A already had several children who were in care: she contended that another child would risk her chance to resume custody of her existing children and violate their right to a family life. B’s case was simply that she did not want to be pregnant or to become a parent. C was a cancer patient who underwent cancer treatment without knowing she was pregnant. When she found out, she attempted to get accurate information on what effect her treatment may have had on her fetus and what risk there was to her health if she stopped treatment to continue the pregnancy. No doctor would or could give her that information. All three women had travelled to England for abortions:
“I couldn’t believe the decision…. Apparently, my life wasn’t at immediate risk…. The delay in having an abortion could well have made my condition worse.” ““ Michelle Harte, another woman with cancer who had to travel to England for an abortion in circumstances like C’s.
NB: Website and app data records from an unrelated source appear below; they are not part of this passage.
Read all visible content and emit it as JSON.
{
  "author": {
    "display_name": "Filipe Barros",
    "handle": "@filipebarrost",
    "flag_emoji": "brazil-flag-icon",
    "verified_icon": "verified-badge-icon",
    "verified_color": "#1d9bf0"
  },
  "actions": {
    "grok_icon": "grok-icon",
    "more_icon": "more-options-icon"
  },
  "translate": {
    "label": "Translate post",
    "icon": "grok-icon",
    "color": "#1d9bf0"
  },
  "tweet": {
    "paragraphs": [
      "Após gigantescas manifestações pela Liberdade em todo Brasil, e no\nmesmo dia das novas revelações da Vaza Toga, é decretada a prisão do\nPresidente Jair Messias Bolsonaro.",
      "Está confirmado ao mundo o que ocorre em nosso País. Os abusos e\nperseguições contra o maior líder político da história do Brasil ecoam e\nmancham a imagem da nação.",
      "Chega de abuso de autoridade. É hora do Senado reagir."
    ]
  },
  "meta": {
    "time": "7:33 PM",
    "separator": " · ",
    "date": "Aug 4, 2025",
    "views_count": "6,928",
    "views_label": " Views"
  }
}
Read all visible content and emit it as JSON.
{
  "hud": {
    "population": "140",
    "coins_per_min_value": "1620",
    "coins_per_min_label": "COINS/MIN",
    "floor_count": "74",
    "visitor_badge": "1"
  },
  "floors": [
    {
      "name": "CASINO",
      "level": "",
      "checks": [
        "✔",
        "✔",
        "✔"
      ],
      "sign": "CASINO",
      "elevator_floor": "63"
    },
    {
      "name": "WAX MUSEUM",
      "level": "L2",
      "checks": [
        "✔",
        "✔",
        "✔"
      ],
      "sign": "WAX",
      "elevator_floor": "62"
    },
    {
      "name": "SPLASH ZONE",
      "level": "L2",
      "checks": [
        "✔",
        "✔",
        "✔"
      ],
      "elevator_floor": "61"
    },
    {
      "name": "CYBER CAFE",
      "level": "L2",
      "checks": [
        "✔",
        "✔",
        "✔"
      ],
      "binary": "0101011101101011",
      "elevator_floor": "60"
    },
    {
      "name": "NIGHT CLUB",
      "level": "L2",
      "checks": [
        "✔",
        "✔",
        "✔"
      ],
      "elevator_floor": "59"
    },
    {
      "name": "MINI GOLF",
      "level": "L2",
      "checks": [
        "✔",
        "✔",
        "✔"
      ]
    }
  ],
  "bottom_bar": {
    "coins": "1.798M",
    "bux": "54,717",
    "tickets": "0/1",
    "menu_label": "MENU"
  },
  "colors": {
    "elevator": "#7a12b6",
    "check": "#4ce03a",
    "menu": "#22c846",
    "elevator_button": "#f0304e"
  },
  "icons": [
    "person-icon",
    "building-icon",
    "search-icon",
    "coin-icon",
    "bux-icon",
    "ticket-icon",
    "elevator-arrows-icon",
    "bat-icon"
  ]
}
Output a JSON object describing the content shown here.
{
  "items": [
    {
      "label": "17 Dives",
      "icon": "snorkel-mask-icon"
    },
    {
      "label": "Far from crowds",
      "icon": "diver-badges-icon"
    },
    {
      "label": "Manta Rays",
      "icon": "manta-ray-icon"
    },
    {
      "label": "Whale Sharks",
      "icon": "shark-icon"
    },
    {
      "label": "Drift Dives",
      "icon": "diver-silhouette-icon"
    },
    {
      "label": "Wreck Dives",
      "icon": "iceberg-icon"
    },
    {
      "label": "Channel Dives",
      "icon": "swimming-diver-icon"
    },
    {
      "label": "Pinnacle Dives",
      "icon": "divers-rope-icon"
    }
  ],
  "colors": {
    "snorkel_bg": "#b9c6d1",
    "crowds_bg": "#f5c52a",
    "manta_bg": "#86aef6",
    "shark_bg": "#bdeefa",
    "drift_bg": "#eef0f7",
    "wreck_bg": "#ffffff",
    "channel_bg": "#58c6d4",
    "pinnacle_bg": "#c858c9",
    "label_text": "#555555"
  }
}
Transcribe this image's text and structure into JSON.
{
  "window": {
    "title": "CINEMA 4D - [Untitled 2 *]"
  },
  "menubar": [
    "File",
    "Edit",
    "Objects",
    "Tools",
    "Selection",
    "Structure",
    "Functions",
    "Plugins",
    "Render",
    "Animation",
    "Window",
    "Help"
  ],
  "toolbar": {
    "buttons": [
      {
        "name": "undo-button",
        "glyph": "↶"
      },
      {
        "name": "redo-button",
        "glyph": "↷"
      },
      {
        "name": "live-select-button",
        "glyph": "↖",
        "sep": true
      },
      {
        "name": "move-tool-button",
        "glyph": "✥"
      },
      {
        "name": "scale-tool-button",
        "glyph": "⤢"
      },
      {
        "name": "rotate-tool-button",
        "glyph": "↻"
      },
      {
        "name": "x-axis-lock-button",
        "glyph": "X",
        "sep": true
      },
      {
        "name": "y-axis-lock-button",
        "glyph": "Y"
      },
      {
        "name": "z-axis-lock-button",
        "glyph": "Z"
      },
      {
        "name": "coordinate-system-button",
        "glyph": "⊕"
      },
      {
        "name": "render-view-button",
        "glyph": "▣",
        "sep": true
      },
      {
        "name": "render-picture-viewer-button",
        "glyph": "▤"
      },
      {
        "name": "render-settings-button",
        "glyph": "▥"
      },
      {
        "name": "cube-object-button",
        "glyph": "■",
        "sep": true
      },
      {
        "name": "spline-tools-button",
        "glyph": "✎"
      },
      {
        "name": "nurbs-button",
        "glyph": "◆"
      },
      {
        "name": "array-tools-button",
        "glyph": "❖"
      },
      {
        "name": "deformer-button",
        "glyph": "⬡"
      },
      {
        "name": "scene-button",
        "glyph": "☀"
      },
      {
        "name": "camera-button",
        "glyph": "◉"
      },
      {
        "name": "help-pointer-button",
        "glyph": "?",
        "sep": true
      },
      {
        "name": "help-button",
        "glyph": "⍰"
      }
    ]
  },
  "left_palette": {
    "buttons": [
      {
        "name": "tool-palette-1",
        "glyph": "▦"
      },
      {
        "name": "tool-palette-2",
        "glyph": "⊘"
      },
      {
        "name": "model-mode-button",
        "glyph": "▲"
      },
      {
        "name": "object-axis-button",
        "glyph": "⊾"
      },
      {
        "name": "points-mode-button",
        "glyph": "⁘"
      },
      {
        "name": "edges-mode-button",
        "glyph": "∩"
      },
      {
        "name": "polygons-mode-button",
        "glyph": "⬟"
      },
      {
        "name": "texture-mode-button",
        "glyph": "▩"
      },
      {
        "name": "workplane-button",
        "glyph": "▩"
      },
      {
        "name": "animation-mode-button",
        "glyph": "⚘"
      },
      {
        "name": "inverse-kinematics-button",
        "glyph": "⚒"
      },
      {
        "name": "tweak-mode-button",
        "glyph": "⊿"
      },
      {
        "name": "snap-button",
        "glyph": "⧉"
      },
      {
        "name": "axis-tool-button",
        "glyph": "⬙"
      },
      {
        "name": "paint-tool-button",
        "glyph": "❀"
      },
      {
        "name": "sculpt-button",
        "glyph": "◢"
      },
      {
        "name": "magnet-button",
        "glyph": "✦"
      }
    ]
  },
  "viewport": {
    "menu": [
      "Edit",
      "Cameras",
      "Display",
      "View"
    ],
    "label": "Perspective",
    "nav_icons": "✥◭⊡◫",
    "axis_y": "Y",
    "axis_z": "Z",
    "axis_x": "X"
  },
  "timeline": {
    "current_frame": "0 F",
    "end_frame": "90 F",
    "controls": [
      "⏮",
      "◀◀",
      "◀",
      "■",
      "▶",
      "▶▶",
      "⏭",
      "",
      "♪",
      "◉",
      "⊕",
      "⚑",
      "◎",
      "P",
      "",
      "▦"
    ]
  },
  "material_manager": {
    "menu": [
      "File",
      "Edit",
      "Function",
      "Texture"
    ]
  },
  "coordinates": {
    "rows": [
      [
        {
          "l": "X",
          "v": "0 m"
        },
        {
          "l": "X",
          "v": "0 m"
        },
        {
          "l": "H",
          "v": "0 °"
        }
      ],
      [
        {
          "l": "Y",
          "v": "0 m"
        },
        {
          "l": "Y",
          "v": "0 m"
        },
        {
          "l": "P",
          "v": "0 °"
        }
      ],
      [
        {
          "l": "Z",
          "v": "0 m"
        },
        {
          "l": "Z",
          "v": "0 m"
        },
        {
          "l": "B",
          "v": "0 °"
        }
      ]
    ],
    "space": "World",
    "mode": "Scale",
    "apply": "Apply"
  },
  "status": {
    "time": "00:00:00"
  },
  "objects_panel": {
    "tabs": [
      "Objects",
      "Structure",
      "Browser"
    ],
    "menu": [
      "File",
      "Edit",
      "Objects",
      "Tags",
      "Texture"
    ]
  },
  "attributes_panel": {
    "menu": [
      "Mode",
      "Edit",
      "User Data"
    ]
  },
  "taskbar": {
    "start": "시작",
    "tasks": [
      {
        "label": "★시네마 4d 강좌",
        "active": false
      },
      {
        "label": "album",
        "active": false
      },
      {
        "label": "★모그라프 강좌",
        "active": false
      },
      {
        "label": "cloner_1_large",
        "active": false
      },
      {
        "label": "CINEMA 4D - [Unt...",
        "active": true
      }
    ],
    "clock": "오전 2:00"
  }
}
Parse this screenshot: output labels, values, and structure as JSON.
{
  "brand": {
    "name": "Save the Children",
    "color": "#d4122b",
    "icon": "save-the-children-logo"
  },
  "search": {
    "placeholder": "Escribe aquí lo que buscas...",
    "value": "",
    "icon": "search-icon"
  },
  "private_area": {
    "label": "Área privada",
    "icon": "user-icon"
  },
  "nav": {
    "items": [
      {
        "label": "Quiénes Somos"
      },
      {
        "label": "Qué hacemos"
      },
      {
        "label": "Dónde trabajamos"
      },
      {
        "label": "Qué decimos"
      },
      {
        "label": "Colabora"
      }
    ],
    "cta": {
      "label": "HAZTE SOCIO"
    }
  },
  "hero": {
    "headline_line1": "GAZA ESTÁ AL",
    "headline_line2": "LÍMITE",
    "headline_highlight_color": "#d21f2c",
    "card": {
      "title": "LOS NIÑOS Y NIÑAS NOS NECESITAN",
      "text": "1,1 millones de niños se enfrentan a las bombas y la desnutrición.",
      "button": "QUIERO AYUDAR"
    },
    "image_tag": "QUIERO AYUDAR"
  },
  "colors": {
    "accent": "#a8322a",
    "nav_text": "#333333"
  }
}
The lawyers for the Irish state claimed that if a woman’s doctor did not think there was a “real and substantial” risk to her health due to pregnancy, she could always (a) find another doctor, or (b) apply to the courts. Yet, somehow, the government could not provide evidence of any legal abortion performed in Ireland under the terms of the X case – you know, those abortions that they claimed were so easy to get already.
The court rejected the claims of A and B, but they found in favour of C: commentators at the time of the judgment thought this ruling would force legislation to outline in exactly what circumstances an abortion is permitted here, but since a new government came to power in February 2011, they have convened yet another committee to look at the “problem.” All bets are off as to when this committee will deliver its recommendations, which the government don’t have to implement, in any case. Any change to the terms of the X Case would require another referendum.
Next, I’ll look at wider reproductive rights in Ireland – assisted reproduction, pregnancy and birth, and contraception – as well as the still-murky issue of under what circumstances terminations are actually being performed in Irish hospitals and what Irish attitudes to abortion actually are. There may be ranting.